Pam Langford made it her mission to inform and educate others after she was diagnosed with a disease 10 times more infectious than HIV.
Langford, a retired electroencephalogram technician from Colorado, became president of Tallahassee’s Hepatitis Education Awareness and Liver Support Group or ”H.E.A.L.S.” after she was diagnosed with Hepatitis C, a contagious liver disease spread through contact of the blood with an affected person.
“I found out I had Hepatitis C in 1997 at the age of 49,” Langford said. “I kept contracting strange cases of pneumonia and fatigue. The doctors thought it was HIV but I knew I didn’t have any risk factors. After receiving several negative results for HIV and a biopsy, I was told it was Hepatitis C.”
In the late 90’s only two treatments were available for Hepatitis C that proved effective, Interferon and Ribavirin.
“The odds of being cured at the time were slim,” Langford said. “Interferon had an 8 percent cure rate and Ribavirin had a 25 percent rate. I decided to go with Ribavirin and was asked by doctors to sell everything and move back home because of the effects of the treatment. I packed up and moved to Tallahassee.”

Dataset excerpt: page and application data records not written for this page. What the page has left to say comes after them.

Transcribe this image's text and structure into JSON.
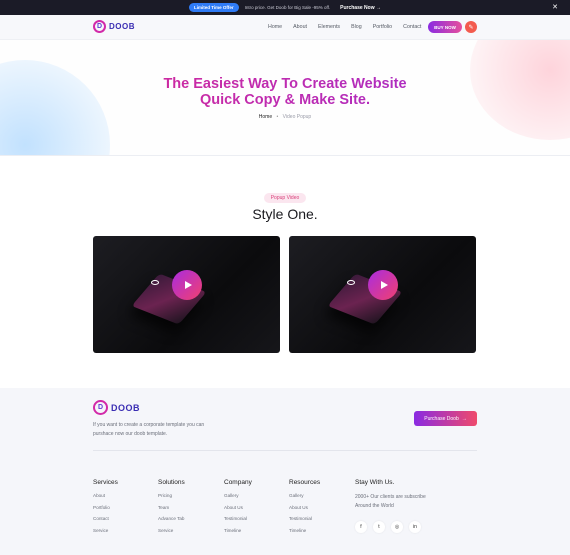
{
  "promo": {
    "badge": "Limited Time Offer",
    "text": "Intro price. Get Doob for Big Sale -95% off.",
    "link": "Purchase Now",
    "close_glyph": "✕"
  },
  "header": {
    "logo_letter": "D",
    "logo_text": "DOOB",
    "nav": [
      "Home",
      "About",
      "Elements",
      "Blog",
      "Portfolio",
      "Contact"
    ],
    "buy_label": "BUY NOW"
  },
  "hero": {
    "title_line1": "The Easiest Way To Create Website",
    "title_line2": "Quick Copy & Make Site.",
    "breadcrumb": {
      "home": "Home",
      "separator": "•",
      "current": "Video Popup"
    }
  },
  "section": {
    "tag": "Popup Video",
    "title": "Style One."
  },
  "videos": [
    {
      "icon": "play-icon"
    },
    {
      "icon": "play-icon"
    }
  ],
  "footer": {
    "logo_letter": "D",
    "logo_text": "DOOB",
    "description": "If you want to create a corporate template you can purshace now our doob template.",
    "cta_label": "Purchase Doob",
    "cta_arrow": "→",
    "columns": [
      {
        "title": "Services",
        "links": [
          "About",
          "Portfolio",
          "Contact",
          "Service"
        ]
      },
      {
        "title": "Solutions",
        "links": [
          "Pricing",
          "Team",
          "Advance Tab",
          "Service"
        ]
      },
      {
        "title": "Company",
        "links": [
          "Gallery",
          "About Us",
          "Testimonial",
          "Timeline"
        ]
      },
      {
        "title": "Resources",
        "links": [
          "Gallery",
          "About Us",
          "Testimonial",
          "Timeline"
        ]
      }
    ],
    "stay": {
      "title": "Stay With Us.",
      "text": "2000+ Our clients are subscribe Around the World",
      "socials": [
        {
          "icon": "facebook-icon",
          "glyph": "f"
        },
        {
          "icon": "twitter-icon",
          "glyph": "t"
        },
        {
          "icon": "instagram-icon",
          "glyph": "◎"
        },
        {
          "icon": "linkedin-icon",
          "glyph": "in"
        }
      ]
    }
  },
  "colors": {
    "accent_start": "#8a2be2",
    "accent_end": "#e64f9c",
    "promo_bg": "#1b1b27"
  }
}
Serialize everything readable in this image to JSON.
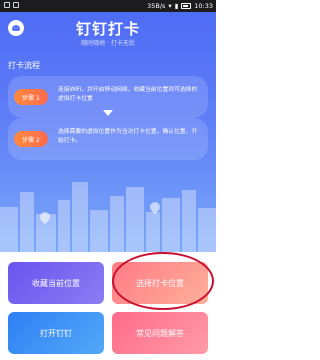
{
  "status": {
    "network": "35B/s",
    "time": "10:33"
  },
  "header": {
    "title": "钉钉打卡",
    "subtitle": "随时随地 · 打卡无忧"
  },
  "flow": {
    "title": "打卡流程",
    "steps": [
      {
        "label": "步骤 1",
        "text": "连接WiFi，并开启移动网络，收藏当前位置到可选择的虚拟打卡位置"
      },
      {
        "label": "步骤 2",
        "text": "选择需要的虚拟位置作为当次打卡位置，确认位置，开始打卡。"
      }
    ]
  },
  "buttons": {
    "collect": "收藏当前位置",
    "select": "选择打卡位置",
    "open": "打开钉钉",
    "faq": "常见问题解答"
  },
  "colors": {
    "hero_top": "#4f6cf5",
    "accent_orange": "#ff7a45",
    "highlight_circle": "#c8102e"
  }
}
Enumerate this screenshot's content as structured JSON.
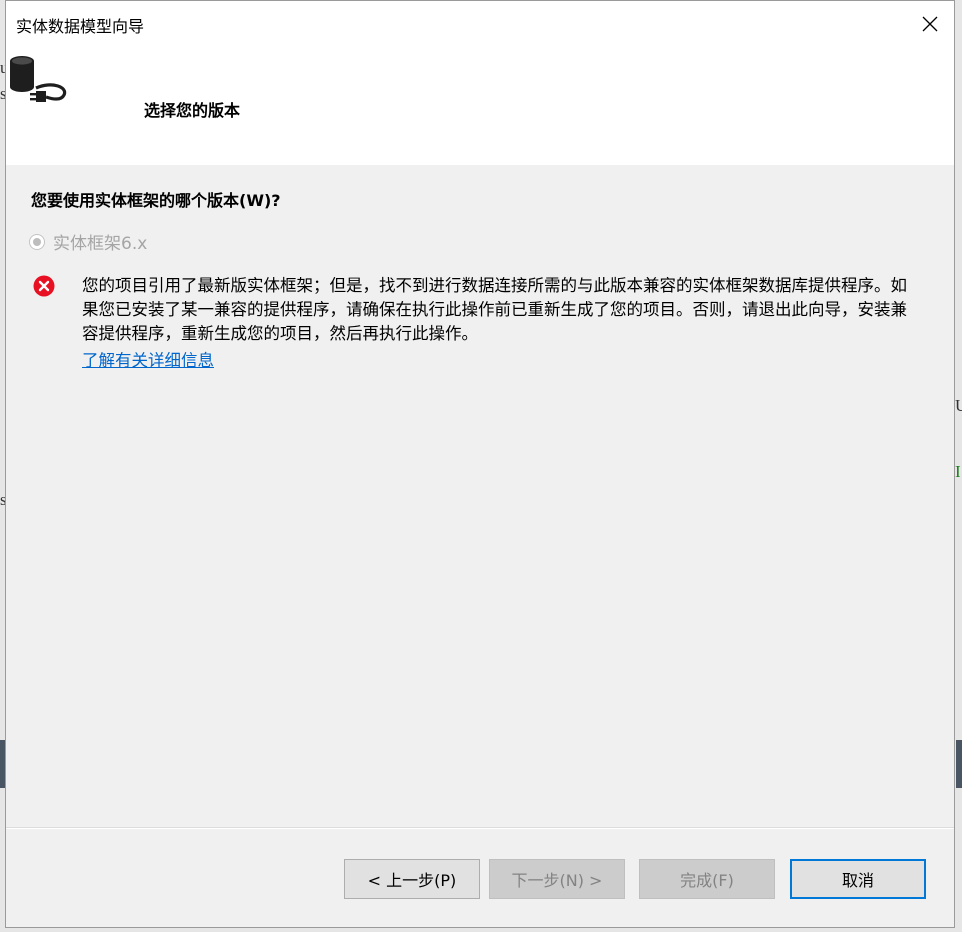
{
  "background_fragments": {
    "left_a": "•",
    "left_b": "u",
    "left_c": "s",
    "left_d": "s",
    "right_a": "U",
    "right_b": "I"
  },
  "dialog": {
    "title": "实体数据模型向导",
    "header_title": "选择您的版本",
    "question": "您要使用实体框架的哪个版本(W)?",
    "radio_option": {
      "label": "实体框架6.x",
      "checked": true,
      "disabled": true
    },
    "error_message": "您的项目引用了最新版实体框架；但是，找不到进行数据连接所需的与此版本兼容的实体框架数据库提供程序。如果您已安装了某一兼容的提供程序，请确保在执行此操作前已重新生成了您的项目。否则，请退出此向导，安装兼容提供程序，重新生成您的项目，然后再执行此操作。",
    "learn_more_link": "了解有关详细信息",
    "buttons": {
      "back": "< 上一步(P)",
      "next": "下一步(N) >",
      "finish": "完成(F)",
      "cancel": "取消"
    }
  },
  "icons": {
    "header": "database-plug-icon",
    "error": "error-x-icon",
    "close": "close-icon"
  },
  "colors": {
    "error_red": "#e81123",
    "link_blue": "#0066cc",
    "focus_blue": "#0078d7"
  }
}
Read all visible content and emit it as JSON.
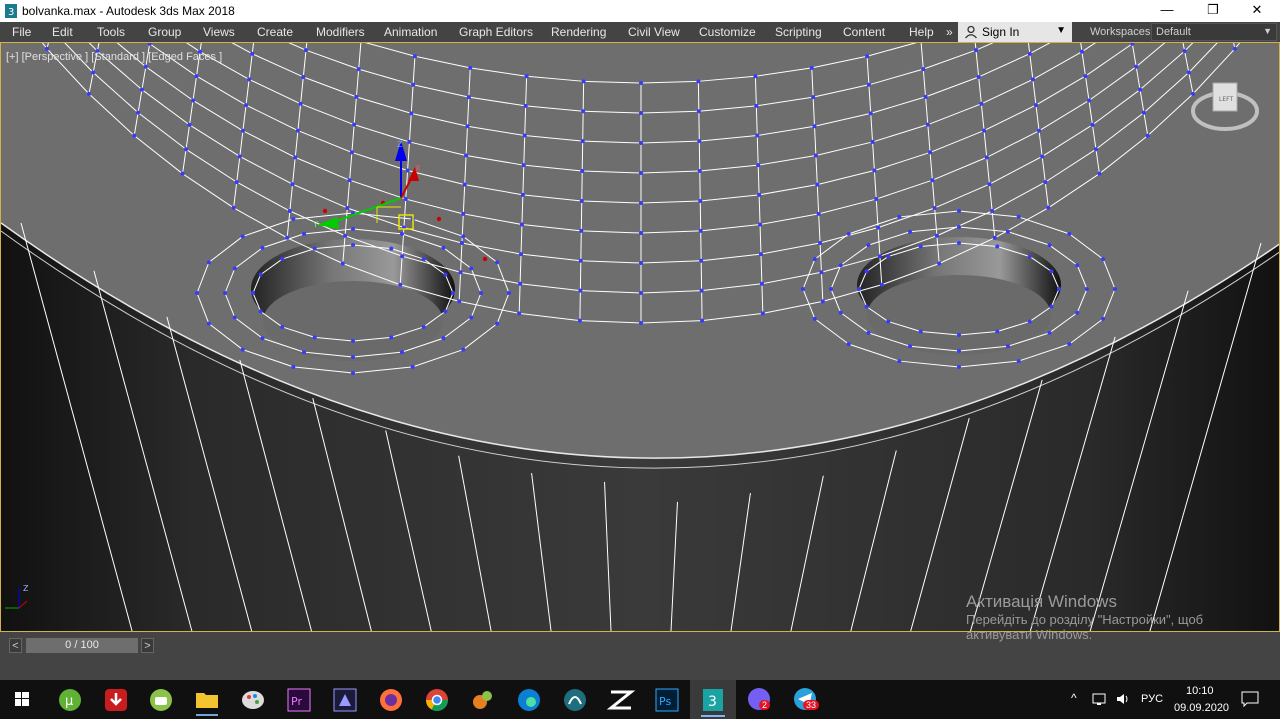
{
  "window": {
    "title": "bolvanka.max - Autodesk 3ds Max 2018",
    "minimize_glyph": "—",
    "restore_glyph": "❐",
    "close_glyph": "✕"
  },
  "menu": {
    "items": [
      "File",
      "Edit",
      "Tools",
      "Group",
      "Views",
      "Create",
      "Modifiers",
      "Animation",
      "Graph Editors",
      "Rendering",
      "Civil View",
      "Customize",
      "Scripting",
      "Content",
      "Help"
    ],
    "overflow": "»",
    "sign_in": "Sign In",
    "workspaces_label": "Workspaces:",
    "workspace_value": "Default"
  },
  "viewport": {
    "label": "[+] [Perspective ] [Standard ] [Edged Faces ]",
    "viewcube_face": "LEFT",
    "axis_labels": {
      "x": "X",
      "y": "Y",
      "z": "Z"
    }
  },
  "watermark": {
    "heading": "Активація Windows",
    "line1": "Перейдіть до розділу \"Настройки\", щоб",
    "line2": "активувати Windows."
  },
  "timeline": {
    "frame_display": "0 / 100",
    "prev": "<",
    "next": ">"
  },
  "taskbar": {
    "icons": [
      "windows-start-icon",
      "utorrent-icon",
      "download-icon",
      "android-icon",
      "file-explorer-icon",
      "paint-icon",
      "premiere-icon",
      "after-effects-icon",
      "firefox-icon",
      "chrome-icon",
      "game-icon",
      "edge-icon",
      "app-icon",
      "zbrush-icon",
      "photoshop-icon",
      "3dsmax-icon",
      "viber-icon",
      "telegram-icon"
    ],
    "viber_badge": "2",
    "telegram_badge": "33",
    "language": "РУС",
    "time": "10:10",
    "date": "09.09.2020"
  },
  "colors": {
    "menu_bg": "#444444",
    "viewport_bg": "#585858",
    "active_border": "#d2b24c",
    "vertex": "#3a3aff",
    "edge": "#ffffff",
    "gizmo_x": "#cc0000",
    "gizmo_y": "#00cc00",
    "gizmo_z": "#0000ee"
  }
}
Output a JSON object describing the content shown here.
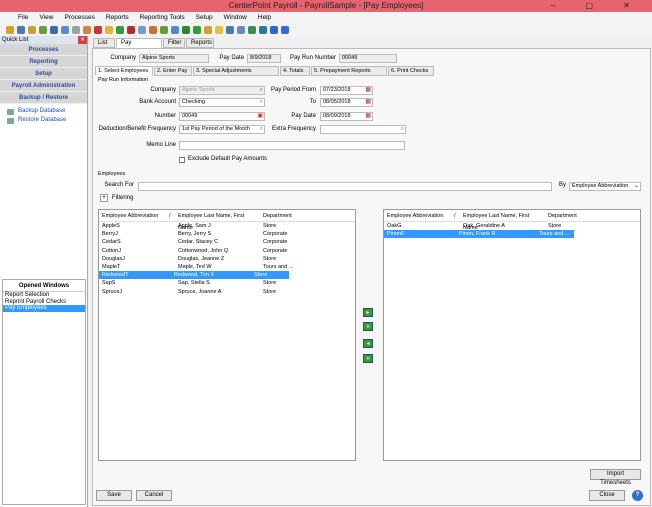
{
  "window": {
    "title": "CenterPoint Payroll - PayrollSample - [Pay Employees]"
  },
  "menu": [
    "File",
    "View",
    "Processes",
    "Reports",
    "Reporting Tools",
    "Setup",
    "Window",
    "Help"
  ],
  "quicklist": {
    "title": "Quick List",
    "sections": [
      "Processes",
      "Reporting",
      "Setup",
      "Payroll Administration",
      "Backup / Restore"
    ],
    "links": [
      "Backup Database",
      "Restore Database"
    ]
  },
  "opened_windows": {
    "title": "Opened Windows",
    "items": [
      "Report Selection",
      "Reprint Payroll Checks",
      "Pay Employees"
    ]
  },
  "top_tabs": [
    "List",
    "Pay Employees",
    "Filter",
    "Reports"
  ],
  "header": {
    "company_label": "Company",
    "company": "Alpine Sports",
    "pay_date_label": "Pay Date",
    "pay_date": "8/9/2018",
    "run_label": "Pay Run Number",
    "run": "00049"
  },
  "steps": [
    "1. Select Employees",
    "2. Enter Pay",
    "3. Special Adjustments",
    "4. Totals",
    "5. Prepayment Reports",
    "6. Print Checks"
  ],
  "payrun": {
    "title": "Pay Run Information",
    "company_label": "Company",
    "company": "Alpine Sports",
    "bank_label": "Bank Account",
    "bank": "Checking",
    "number_label": "Number",
    "number": "00049",
    "freq_label": "Deduction/Benefit Frequency",
    "freq": "1st Pay Period of the Month",
    "memo_label": "Memo Line",
    "memo": "",
    "from_label": "Pay Period From",
    "from": "07/23/2018",
    "to_label": "To",
    "to": "08/05/2018",
    "paydate_label": "Pay Date",
    "paydate": "08/09/2018",
    "extra_label": "Extra Frequency",
    "extra": "",
    "exclude_label": "Exclude Default Pay Amounts"
  },
  "employees": {
    "title": "Employees",
    "search_label": "Search For",
    "search": "",
    "by_label": "By",
    "by": "Employee Abbreviation",
    "filtering": "Filtering",
    "columns": [
      "Employee Abbreviation",
      "/",
      "Employee Last Name, First Name",
      "Department"
    ],
    "left": [
      [
        "AppleS",
        "Apple, Sam J",
        "Store"
      ],
      [
        "BerryJ",
        "Berry, Jerry S",
        "Corporate"
      ],
      [
        "CedarS",
        "Cedar, Stacey C",
        "Corporate"
      ],
      [
        "CottonJ",
        "Cottonwood, John Q",
        "Corporate"
      ],
      [
        "DouglasJ",
        "Douglas, Jeanne Z",
        "Store"
      ],
      [
        "MapleT",
        "Maple, Ted W",
        "Tours and ..."
      ],
      [
        "RedwoodT",
        "Redwood, Tim X",
        "Store"
      ],
      [
        "SapS",
        "Sap, Stella S",
        "Store"
      ],
      [
        "SpruceJ",
        "Spruce, Joanne A",
        "Store"
      ]
    ],
    "left_selected": 6,
    "right": [
      [
        "OakG",
        "Oak, Geraldine A",
        "Store"
      ],
      [
        "PinonF",
        "Pinon, Frank R",
        "Tours and ..."
      ]
    ],
    "right_selected": 1
  },
  "buttons": {
    "import": "Import Timesheets",
    "save": "Save",
    "cancel": "Cancel",
    "close": "Close",
    "help": "?"
  }
}
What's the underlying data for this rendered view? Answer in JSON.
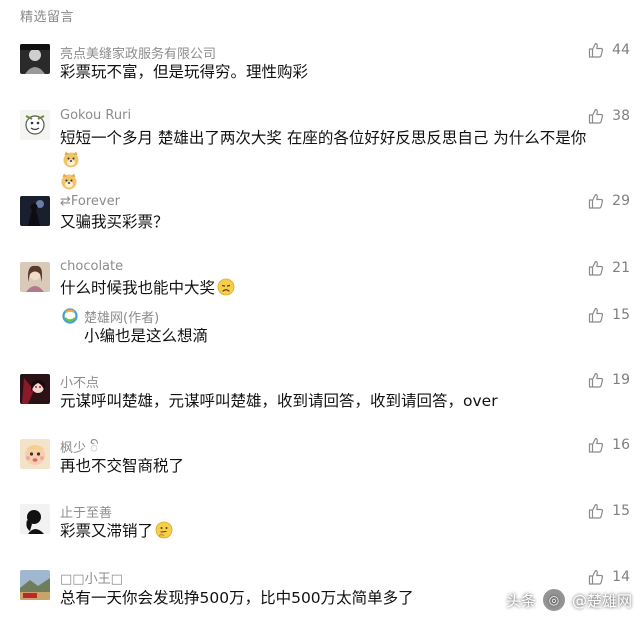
{
  "section": {
    "title": "精选留言"
  },
  "comments": [
    {
      "name": "亮点美缝家政服务有限公司",
      "text": "彩票玩不富，但是玩得穷。理性购彩",
      "likes": "44",
      "avatar_icon": "avatar-portrait-bw"
    },
    {
      "name": "Gokou Ruri",
      "text": "短短一个多月  楚雄出了两次大奖  在座的各位好好反思反思自己  为什么不是你",
      "likes": "38",
      "avatar_icon": "avatar-cartoon",
      "emoji": "doge-emoji"
    },
    {
      "name": "⇄Forever",
      "text": "又骗我买彩票？",
      "likes": "29",
      "avatar_icon": "avatar-dark-figure"
    },
    {
      "name": "chocolate",
      "text": "什么时候我也能中大奖",
      "likes": "21",
      "avatar_icon": "avatar-girl",
      "emoji": "frown-emoji"
    },
    {
      "name": "小不点",
      "text": "元谋呼叫楚雄，元谋呼叫楚雄，收到请回答，收到请回答，over",
      "likes": "19",
      "avatar_icon": "avatar-anime"
    },
    {
      "name": "枫少 ꦼ",
      "text": "再也不交智商税了",
      "likes": "16",
      "avatar_icon": "avatar-baby"
    },
    {
      "name": "止于至善",
      "text": "彩票又滞销了",
      "likes": "15",
      "avatar_icon": "avatar-silhouette",
      "emoji": "thinking-emoji"
    },
    {
      "name": "□□小王□",
      "text": "总有一天你会发现挣500万，比中500万太简单多了",
      "likes": "14",
      "avatar_icon": "avatar-landscape"
    }
  ],
  "author_reply": {
    "name": "楚雄网(作者)",
    "text": "小编也是这么想滴",
    "likes": "15",
    "logo_icon": "chuxiong-logo"
  },
  "watermark": {
    "prefix": "头条",
    "handle": "@楚雄网"
  },
  "colors": {
    "meta_text": "#8c8c8c",
    "body_text": "#111111",
    "like_icon": "#8a8a8a"
  }
}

Langford started the 48 week treatment which resulted in a near death experience.
“My hemoglobin fell so low I ended up on life support,” Langford said. “I had to have four units of blood pumped into my body. That set me back.”
Eventually, Langford was offered a new combination of drugs called Sovaldi and Olysio, a combination Langford was told to have a 99 percent cure rate. The treatment proved effective and Langford was cured.
“Once I found out I was cured, with my knowledge, I knew I had survived, so I could help others in their battle with this disease,” Langford said.
Langford currently spends her time running the H.E.A.L.S support group, traveling and educating others on the dangers of Hepatitis C and Hepatitis C prevention.
Educator and Vice President of H.E.A.L.S, Miriam Altieri, met Pam Langford over the internet when she was searching for a Hepatitis C support group.
“We met at a restaurant for the first time and she was so inviting,” Altieri said. “It was nice to meet someone who went through the same things I am going through and to have that support. It made me want to join and help others as well.”
Chef and member Tricia Neal contracted Hepatitis C after receiving five blood transfusions and said she wouldn’t be where she was today if it wasn’t for Pam Langford and the support group.
“I visited several doctors and kept getting the run around,” Neal said. “I met Langford and she shared her story with me and how she was cured. You could tell she did her research and that gave me hope.”
H.E.A.L.S meets every first Monday of every month in the education room of the TMH Diabetes Center from 7 p.m. to 9 p.m.